If a record holds a picture, leave the picture out; return everything else exactly.

########

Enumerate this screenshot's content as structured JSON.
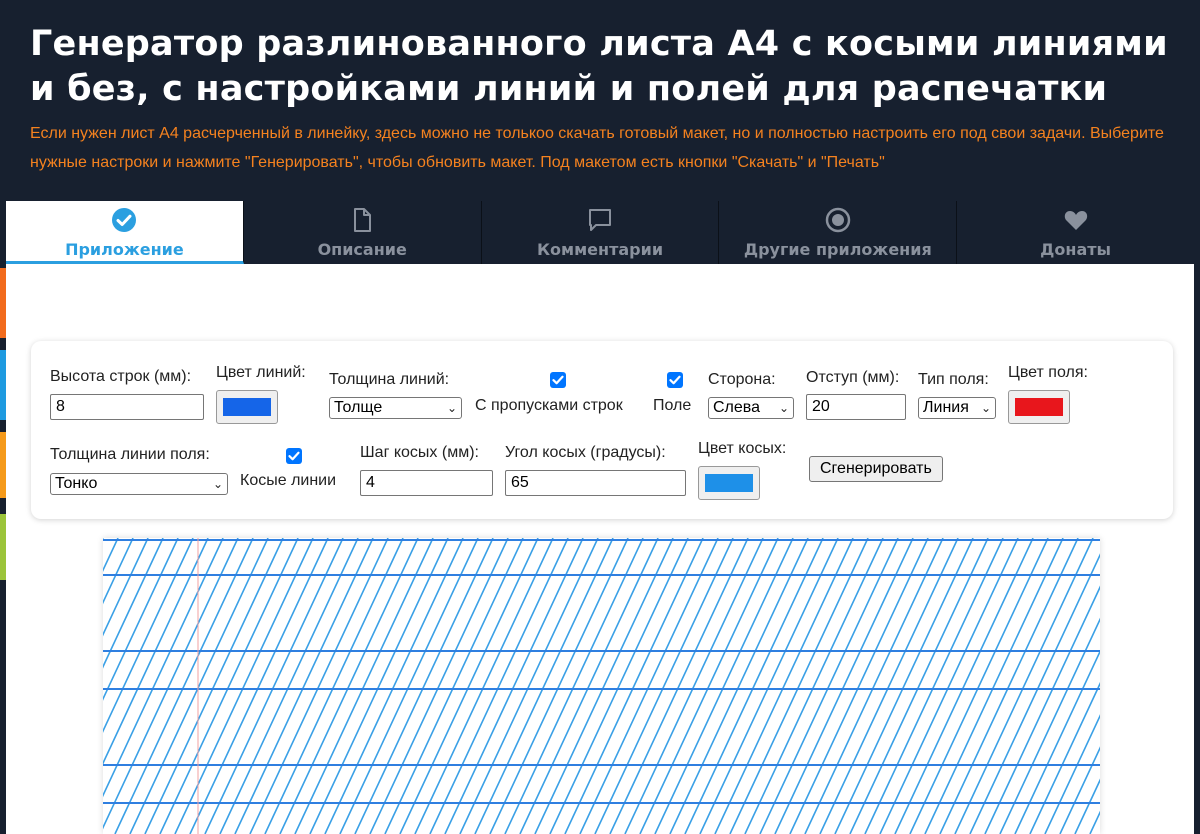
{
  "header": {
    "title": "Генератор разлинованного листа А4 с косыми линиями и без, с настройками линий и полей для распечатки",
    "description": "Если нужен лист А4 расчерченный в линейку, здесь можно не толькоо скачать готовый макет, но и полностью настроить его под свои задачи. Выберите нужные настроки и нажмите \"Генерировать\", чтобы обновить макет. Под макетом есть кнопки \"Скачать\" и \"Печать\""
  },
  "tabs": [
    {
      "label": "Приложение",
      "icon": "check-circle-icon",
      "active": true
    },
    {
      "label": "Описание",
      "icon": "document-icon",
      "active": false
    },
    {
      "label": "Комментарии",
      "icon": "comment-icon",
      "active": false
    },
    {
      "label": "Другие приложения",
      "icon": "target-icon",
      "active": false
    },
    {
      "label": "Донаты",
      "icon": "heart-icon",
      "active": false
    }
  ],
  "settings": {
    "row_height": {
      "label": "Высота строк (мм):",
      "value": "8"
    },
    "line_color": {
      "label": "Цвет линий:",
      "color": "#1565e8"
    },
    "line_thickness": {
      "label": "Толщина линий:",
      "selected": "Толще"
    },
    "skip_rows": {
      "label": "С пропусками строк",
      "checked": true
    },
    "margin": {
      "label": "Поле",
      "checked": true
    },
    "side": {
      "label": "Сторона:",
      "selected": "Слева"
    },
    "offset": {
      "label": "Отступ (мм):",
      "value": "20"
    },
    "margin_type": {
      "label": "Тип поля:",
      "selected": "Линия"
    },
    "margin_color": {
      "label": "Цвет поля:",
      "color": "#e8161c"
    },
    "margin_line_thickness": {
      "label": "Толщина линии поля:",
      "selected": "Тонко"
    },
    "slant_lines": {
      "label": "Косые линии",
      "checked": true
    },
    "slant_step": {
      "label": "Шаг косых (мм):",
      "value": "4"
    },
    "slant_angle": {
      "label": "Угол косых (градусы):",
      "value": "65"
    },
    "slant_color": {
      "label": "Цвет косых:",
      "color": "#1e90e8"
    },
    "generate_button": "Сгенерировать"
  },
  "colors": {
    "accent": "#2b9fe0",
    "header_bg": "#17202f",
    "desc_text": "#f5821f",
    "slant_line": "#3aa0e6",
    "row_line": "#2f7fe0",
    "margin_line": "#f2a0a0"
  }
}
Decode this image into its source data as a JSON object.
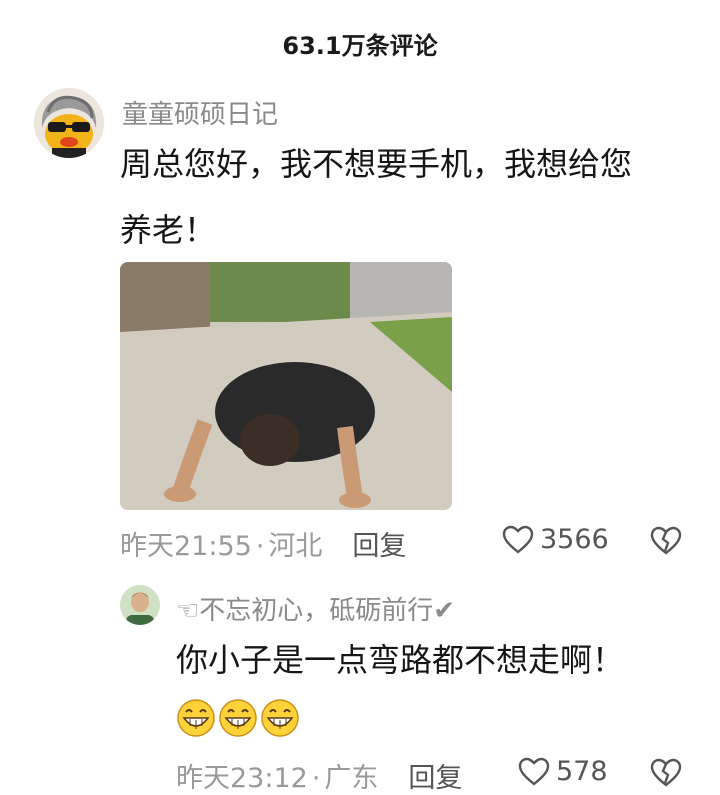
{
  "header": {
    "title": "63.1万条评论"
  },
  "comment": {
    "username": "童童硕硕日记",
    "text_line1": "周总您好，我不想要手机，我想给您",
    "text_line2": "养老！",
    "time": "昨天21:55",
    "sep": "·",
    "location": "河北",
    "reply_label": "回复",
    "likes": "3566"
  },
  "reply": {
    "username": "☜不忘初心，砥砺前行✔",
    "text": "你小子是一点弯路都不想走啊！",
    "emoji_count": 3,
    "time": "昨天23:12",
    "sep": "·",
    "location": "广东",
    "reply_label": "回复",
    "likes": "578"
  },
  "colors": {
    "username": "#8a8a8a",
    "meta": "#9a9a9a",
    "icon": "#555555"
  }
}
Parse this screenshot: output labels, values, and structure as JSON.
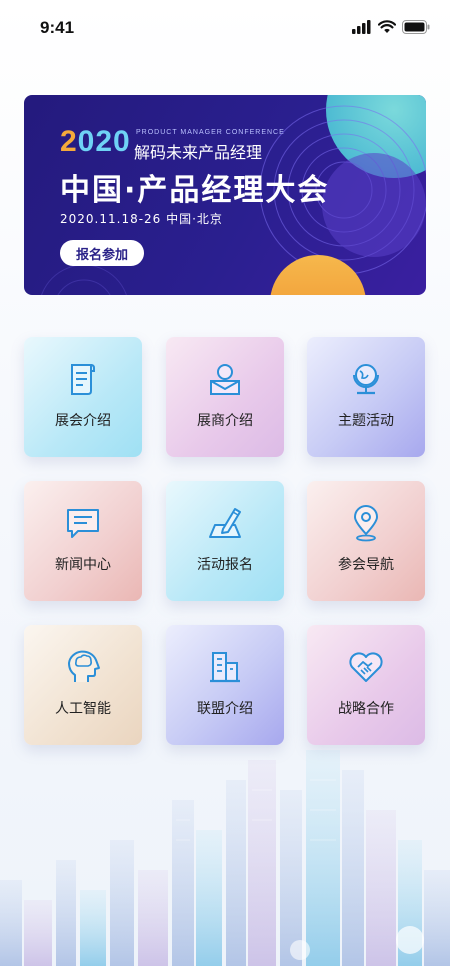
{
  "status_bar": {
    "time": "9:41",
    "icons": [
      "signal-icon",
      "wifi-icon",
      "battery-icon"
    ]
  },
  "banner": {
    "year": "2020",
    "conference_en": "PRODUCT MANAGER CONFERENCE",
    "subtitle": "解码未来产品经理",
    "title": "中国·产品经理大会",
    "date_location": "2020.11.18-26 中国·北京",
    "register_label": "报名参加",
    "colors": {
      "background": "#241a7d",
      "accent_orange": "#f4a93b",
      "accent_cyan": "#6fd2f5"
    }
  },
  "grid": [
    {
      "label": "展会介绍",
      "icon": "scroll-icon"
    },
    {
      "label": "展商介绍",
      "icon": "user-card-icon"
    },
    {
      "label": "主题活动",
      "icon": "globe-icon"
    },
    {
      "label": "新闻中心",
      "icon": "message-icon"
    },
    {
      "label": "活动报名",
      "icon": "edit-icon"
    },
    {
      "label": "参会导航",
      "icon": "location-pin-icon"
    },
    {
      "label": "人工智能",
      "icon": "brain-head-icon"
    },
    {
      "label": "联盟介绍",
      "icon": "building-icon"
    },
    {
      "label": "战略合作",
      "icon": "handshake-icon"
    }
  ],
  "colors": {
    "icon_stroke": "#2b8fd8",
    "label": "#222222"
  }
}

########

**TASK ANSWER:**
Enumerate this screenshot's content as structured JSON.
{
  "header": {
    "title": "Генератор разлинованного листа А4 с косыми линиями и без, с настройками линий и полей для распечатки",
    "description": "Если нужен лист А4 расчерченный в линейку, здесь можно не толькоо скачать готовый макет, но и полностью настроить его под свои задачи. Выберите нужные настроки и нажмите \"Генерировать\", чтобы обновить макет. Под макетом есть кнопки \"Скачать\" и \"Печать\""
  },
  "tabs": [
    {
      "label": "Приложение",
      "icon": "check-circle-icon",
      "active": true
    },
    {
      "label": "Описание",
      "icon": "document-icon",
      "active": false
    },
    {
      "label": "Комментарии",
      "icon": "comment-icon",
      "active": false
    },
    {
      "label": "Другие приложения",
      "icon": "target-icon",
      "active": false
    },
    {
      "label": "Донаты",
      "icon": "heart-icon",
      "active": false
    }
  ],
  "settings": {
    "row_height": {
      "label": "Высота строк (мм):",
      "value": "8"
    },
    "line_color": {
      "label": "Цвет линий:",
      "color": "#1565e8"
    },
    "line_thickness": {
      "label": "Толщина линий:",
      "selected": "Толще"
    },
    "skip_rows": {
      "label": "С пропусками строк",
      "checked": true
    },
    "margin": {
      "label": "Поле",
      "checked": true
    },
    "side": {
      "label": "Сторона:",
      "selected": "Слева"
    },
    "offset": {
      "label": "Отступ (мм):",
      "value": "20"
    },
    "margin_type": {
      "label": "Тип поля:",
      "selected": "Линия"
    },
    "margin_color": {
      "label": "Цвет поля:",
      "color": "#e8161c"
    },
    "margin_line_thickness": {
      "label": "Толщина линии поля:",
      "selected": "Тонко"
    },
    "slant_lines": {
      "label": "Косые линии",
      "checked": true
    },
    "slant_step": {
      "label": "Шаг косых (мм):",
      "value": "4"
    },
    "slant_angle": {
      "label": "Угол косых (градусы):",
      "value": "65"
    },
    "slant_color": {
      "label": "Цвет косых:",
      "color": "#1e90e8"
    },
    "generate_button": "Сгенерировать"
  },
  "colors": {
    "accent": "#2b9fe0",
    "header_bg": "#17202f",
    "desc_text": "#f5821f",
    "slant_line": "#3aa0e6",
    "row_line": "#2f7fe0",
    "margin_line": "#f2a0a0"
  }
}
Decode this image into its source data as a JSON object.
{
  "header": {
    "title": "63.1万条评论"
  },
  "comment": {
    "username": "童童硕硕日记",
    "text_line1": "周总您好，我不想要手机，我想给您",
    "text_line2": "养老！",
    "time": "昨天21:55",
    "sep": "·",
    "location": "河北",
    "reply_label": "回复",
    "likes": "3566"
  },
  "reply": {
    "username": "☜不忘初心，砥砺前行✔",
    "text": "你小子是一点弯路都不想走啊！",
    "emoji_count": 3,
    "time": "昨天23:12",
    "sep": "·",
    "location": "广东",
    "reply_label": "回复",
    "likes": "578"
  },
  "colors": {
    "username": "#8a8a8a",
    "meta": "#9a9a9a",
    "icon": "#555555"
  }
}
Parse this screenshot: output labels, values, and structure as JSON.
{
  "status_bar": {
    "time": "9:41",
    "icons": [
      "signal-icon",
      "wifi-icon",
      "battery-icon"
    ]
  },
  "banner": {
    "year": "2020",
    "conference_en": "PRODUCT MANAGER CONFERENCE",
    "subtitle": "解码未来产品经理",
    "title": "中国·产品经理大会",
    "date_location": "2020.11.18-26 中国·北京",
    "register_label": "报名参加",
    "colors": {
      "background": "#241a7d",
      "accent_orange": "#f4a93b",
      "accent_cyan": "#6fd2f5"
    }
  },
  "grid": [
    {
      "label": "展会介绍",
      "icon": "scroll-icon"
    },
    {
      "label": "展商介绍",
      "icon": "user-card-icon"
    },
    {
      "label": "主题活动",
      "icon": "globe-icon"
    },
    {
      "label": "新闻中心",
      "icon": "message-icon"
    },
    {
      "label": "活动报名",
      "icon": "edit-icon"
    },
    {
      "label": "参会导航",
      "icon": "location-pin-icon"
    },
    {
      "label": "人工智能",
      "icon": "brain-head-icon"
    },
    {
      "label": "联盟介绍",
      "icon": "building-icon"
    },
    {
      "label": "战略合作",
      "icon": "handshake-icon"
    }
  ],
  "colors": {
    "icon_stroke": "#2b8fd8",
    "label": "#222222"
  }
}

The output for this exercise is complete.